What percentage of your business is effort-based?
Now, 50 percent of our business is not effort-based. This has happened over the last two-three years. The migration is very difficult. Collecting 30 percent of the business is IP-based and it has been done frugally. It is hard to build a next generation product-based business. We decided to go after stable and less glamourous business. Now, we have half a dozen products we have built and are being seeded into the system.
How do you see the future given where you are?
We have gotten to a stage where we have brought down our effort-based revenues to 50 percent and we have some way to go before we realise stronger profits from the new restructuring. Of course, we think that we did USD 429.01 million last year. We think half the business we have stands a good chance of growing profitably. In the next 12-15 months, we will grow slowly but after that we will see tailwinds. The next plateau for us is a USD 1 billion. Over time the ambition is to make the non-effort based business to account for 70 percent of revenues.

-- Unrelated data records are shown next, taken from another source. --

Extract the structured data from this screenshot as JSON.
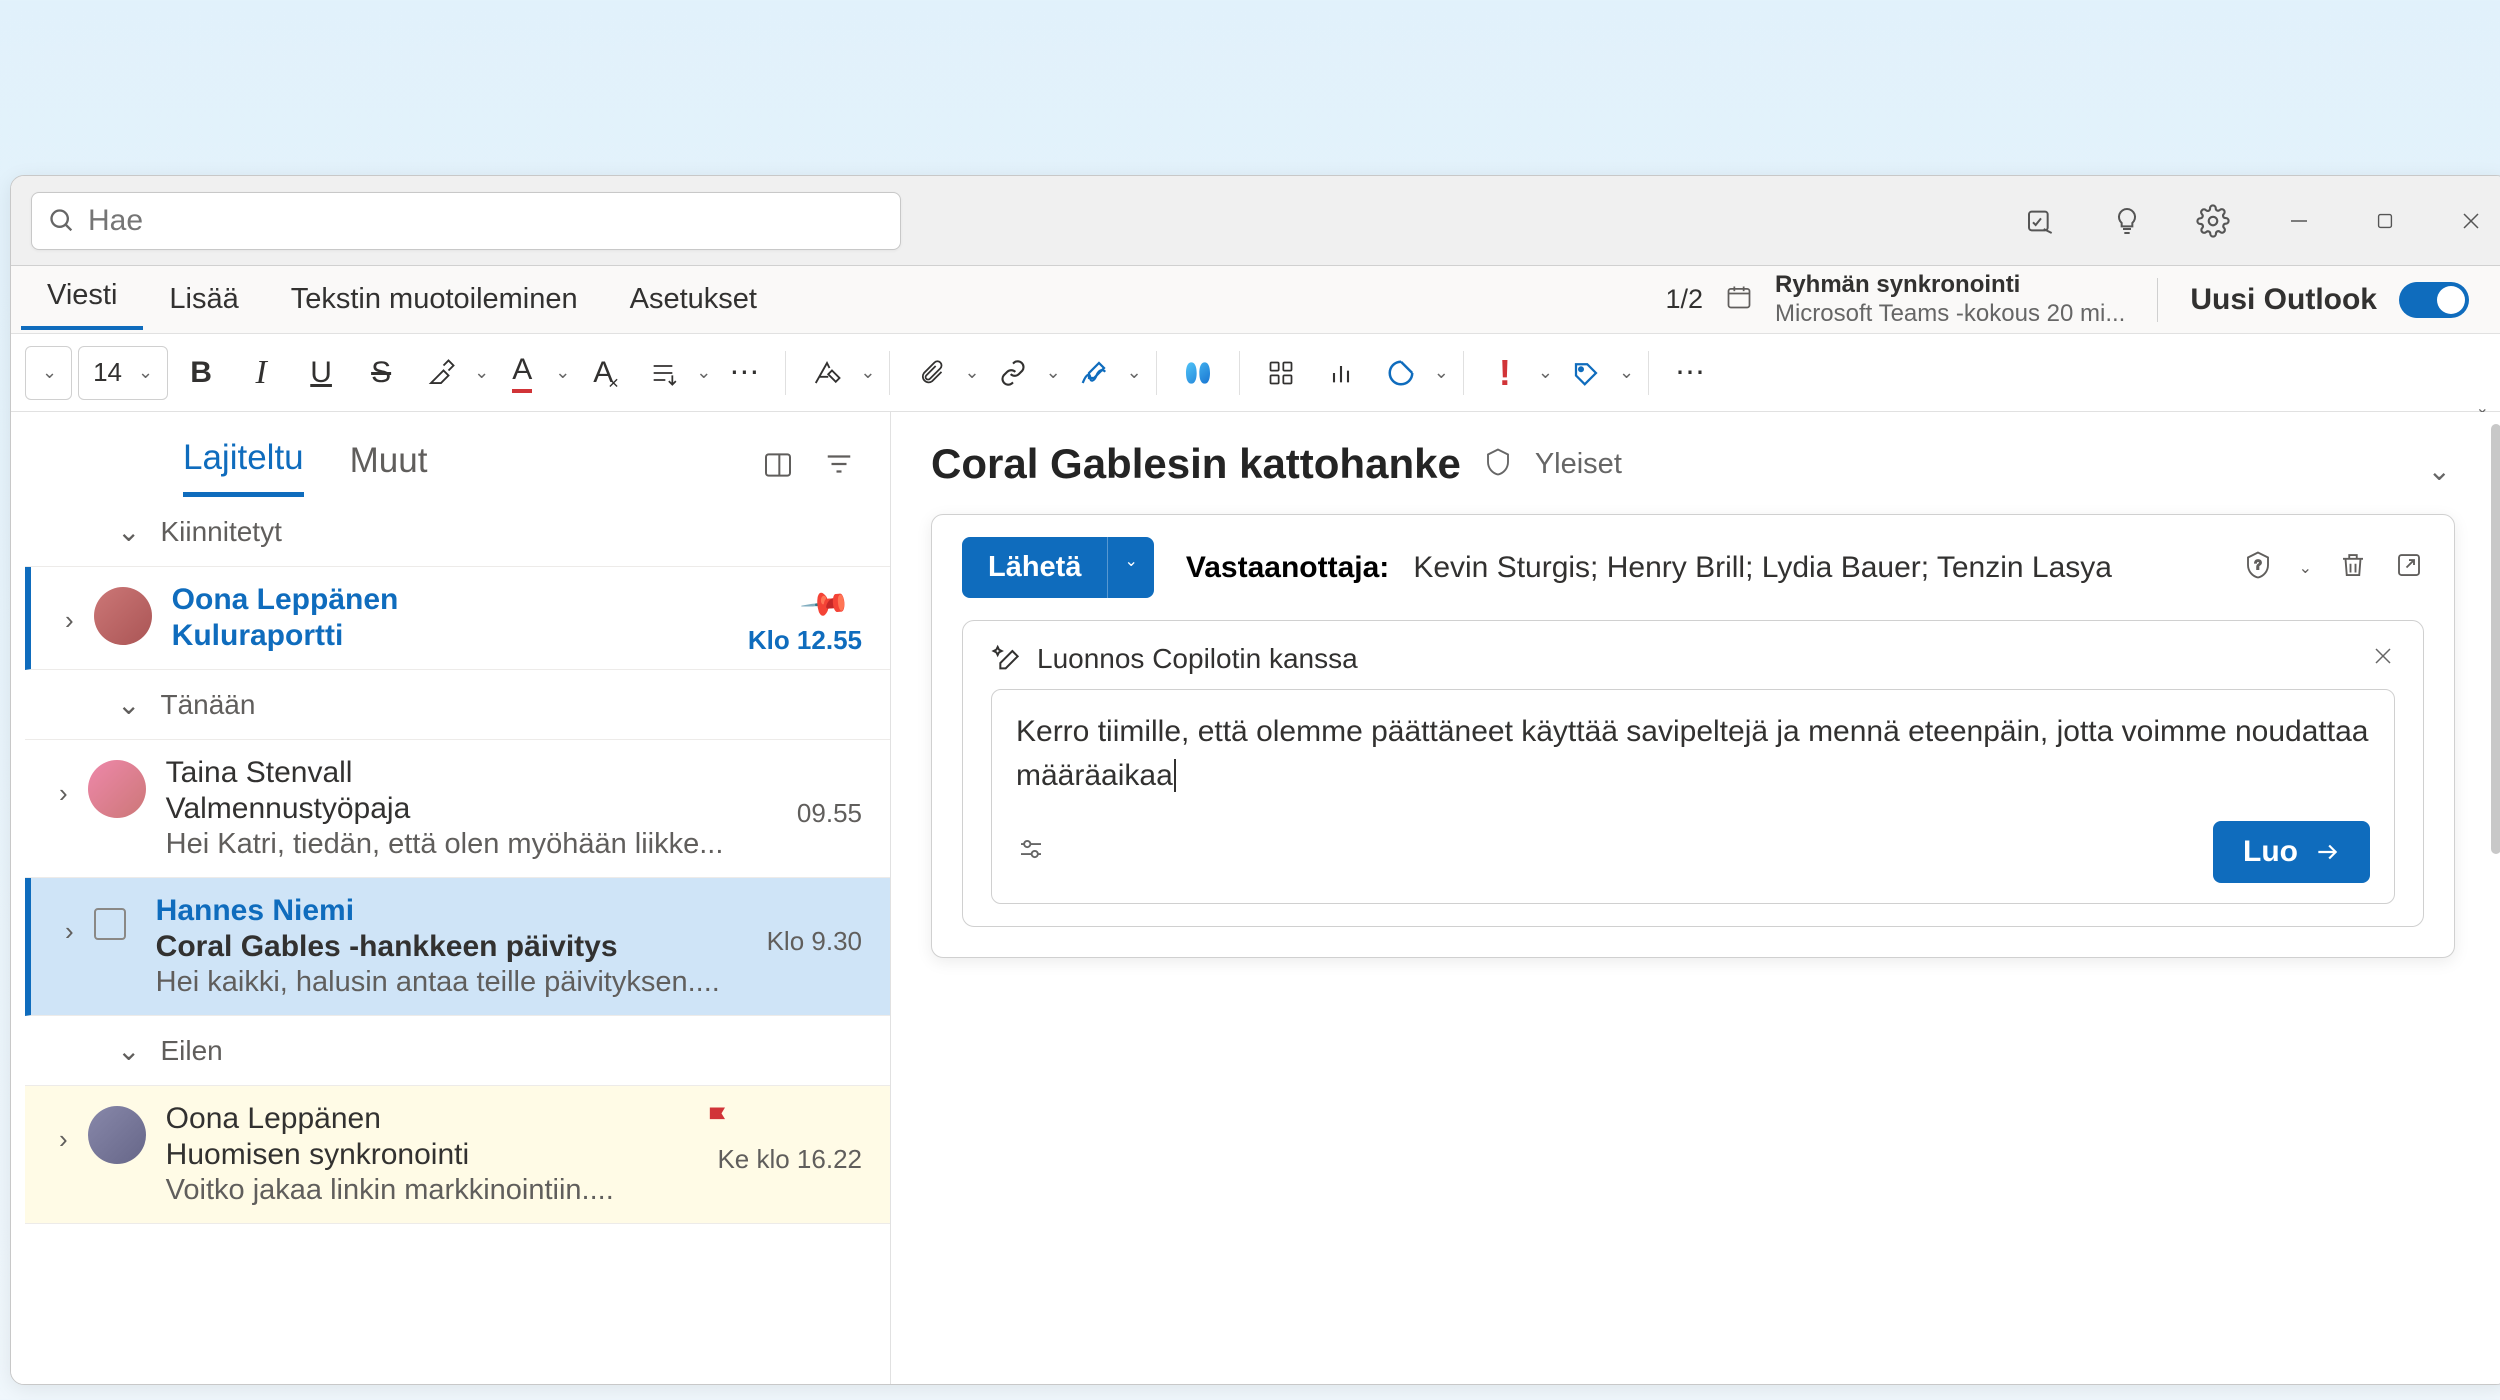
{
  "search": {
    "placeholder": "Hae"
  },
  "menubar": {
    "tabs": [
      "Viesti",
      "Lisää",
      "Tekstin muotoileminen",
      "Asetukset"
    ],
    "counter": "1/2",
    "sync": {
      "title": "Ryhmän synkronointi",
      "detail": "Microsoft Teams -kokous 20 mi..."
    },
    "toggle_label": "Uusi Outlook"
  },
  "toolbar": {
    "font_size": "14"
  },
  "list": {
    "tabs": {
      "sorted": "Lajiteltu",
      "other": "Muut"
    },
    "sections": {
      "pinned": "Kiinnitetyt",
      "today": "Tänään",
      "yesterday": "Eilen"
    },
    "messages": [
      {
        "from": "Oona Leppänen",
        "subject": "Kuluraportti",
        "time": "Klo 12.55"
      },
      {
        "from": "Taina Stenvall",
        "subject": "Valmennustyöpaja",
        "preview": "Hei Katri, tiedän, että olen myöhään liikke...",
        "time": "09.55"
      },
      {
        "from": "Hannes Niemi",
        "subject": "Coral Gables -hankkeen päivitys",
        "preview": "Hei kaikki, halusin antaa teille päivityksen....",
        "time": "Klo 9.30"
      },
      {
        "from": "Oona Leppänen",
        "subject": "Huomisen synkronointi",
        "preview": "Voitko jakaa linkin markkinointiin....",
        "time": "Ke klo 16.22"
      }
    ]
  },
  "reader": {
    "subject": "Coral Gablesin kattohanke",
    "category": "Yleiset",
    "send": "Lähetä",
    "to_label": "Vastaanottaja:",
    "to_names": "Kevin Sturgis; Henry Brill; Lydia Bauer; Tenzin Lasya",
    "copilot": {
      "title": "Luonnos Copilotin kanssa",
      "prompt": "Kerro tiimille, että olemme päättäneet käyttää savipeltejä ja mennä eteenpäin, jotta voimme noudattaa määräaikaa",
      "create": "Luo"
    }
  },
  "colors": {
    "accent": "#0f6cbd"
  }
}
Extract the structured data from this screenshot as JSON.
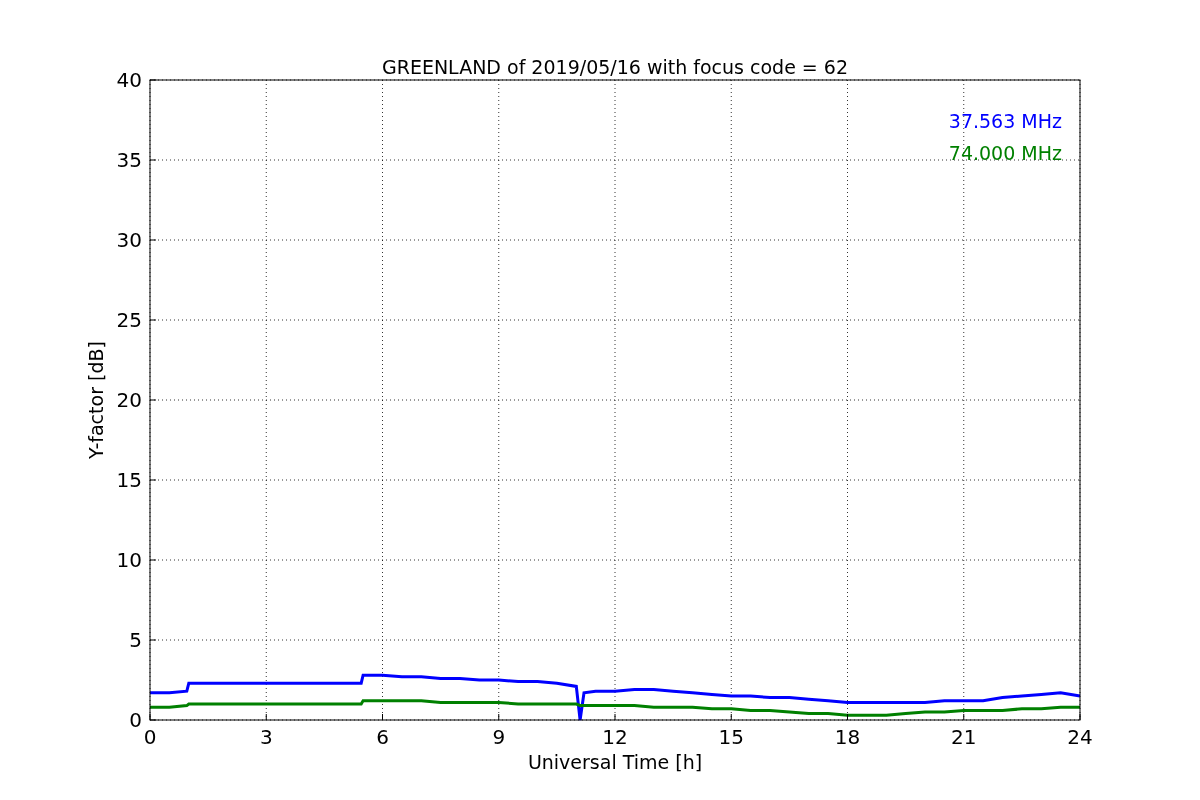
{
  "chart_data": {
    "type": "line",
    "title": "GREENLAND of 2019/05/16 with focus code = 62",
    "xlabel": "Universal Time [h]",
    "ylabel": "Y-factor [dB]",
    "x": [
      0,
      0.5,
      0.95,
      1,
      2,
      3,
      4,
      5,
      5.45,
      5.5,
      6,
      6.5,
      7,
      7.5,
      8,
      8.5,
      9,
      9.5,
      10,
      10.5,
      11,
      11.1,
      11.2,
      11.5,
      12,
      12.5,
      13,
      13.5,
      14,
      14.5,
      15,
      15.5,
      16,
      16.5,
      17,
      17.5,
      18,
      18.5,
      19,
      19.5,
      20,
      20.5,
      21,
      21.5,
      22,
      22.5,
      23,
      23.5,
      24
    ],
    "series": [
      {
        "name": "37.563 MHz",
        "color": "#0000ff",
        "values": [
          1.7,
          1.7,
          1.8,
          2.3,
          2.3,
          2.3,
          2.3,
          2.3,
          2.3,
          2.8,
          2.8,
          2.7,
          2.7,
          2.6,
          2.6,
          2.5,
          2.5,
          2.4,
          2.4,
          2.3,
          2.1,
          0,
          1.7,
          1.8,
          1.8,
          1.9,
          1.9,
          1.8,
          1.7,
          1.6,
          1.5,
          1.5,
          1.4,
          1.4,
          1.3,
          1.2,
          1.1,
          1.1,
          1.1,
          1.1,
          1.1,
          1.2,
          1.2,
          1.2,
          1.4,
          1.5,
          1.6,
          1.7,
          1.5
        ]
      },
      {
        "name": "74.000 MHz",
        "color": "#008000",
        "values": [
          0.8,
          0.8,
          0.9,
          1.0,
          1.0,
          1.0,
          1.0,
          1.0,
          1.0,
          1.2,
          1.2,
          1.2,
          1.2,
          1.1,
          1.1,
          1.1,
          1.1,
          1.0,
          1.0,
          1.0,
          1.0,
          0.9,
          0.9,
          0.9,
          0.9,
          0.9,
          0.8,
          0.8,
          0.8,
          0.7,
          0.7,
          0.6,
          0.6,
          0.5,
          0.4,
          0.4,
          0.3,
          0.3,
          0.3,
          0.4,
          0.5,
          0.5,
          0.6,
          0.6,
          0.6,
          0.7,
          0.7,
          0.8,
          0.8
        ]
      }
    ],
    "grid": true,
    "xlim": [
      0,
      24
    ],
    "ylim": [
      0,
      40
    ],
    "xticks": [
      0,
      3,
      6,
      9,
      12,
      15,
      18,
      21,
      24
    ],
    "yticks": [
      0,
      5,
      10,
      15,
      20,
      25,
      30,
      35,
      40
    ]
  }
}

What about margins?
If you look at product companies, they make reasonably good margins. The traditional services business will see margin compression. We want IP and new business to become a dominant part of the business. But till that happens we are investing and taking risks. I am taking a big bet on IoT and believe it will pay off in the long-term.Read more: Persistent leads IT pack in shifting away from 'effort-based' billing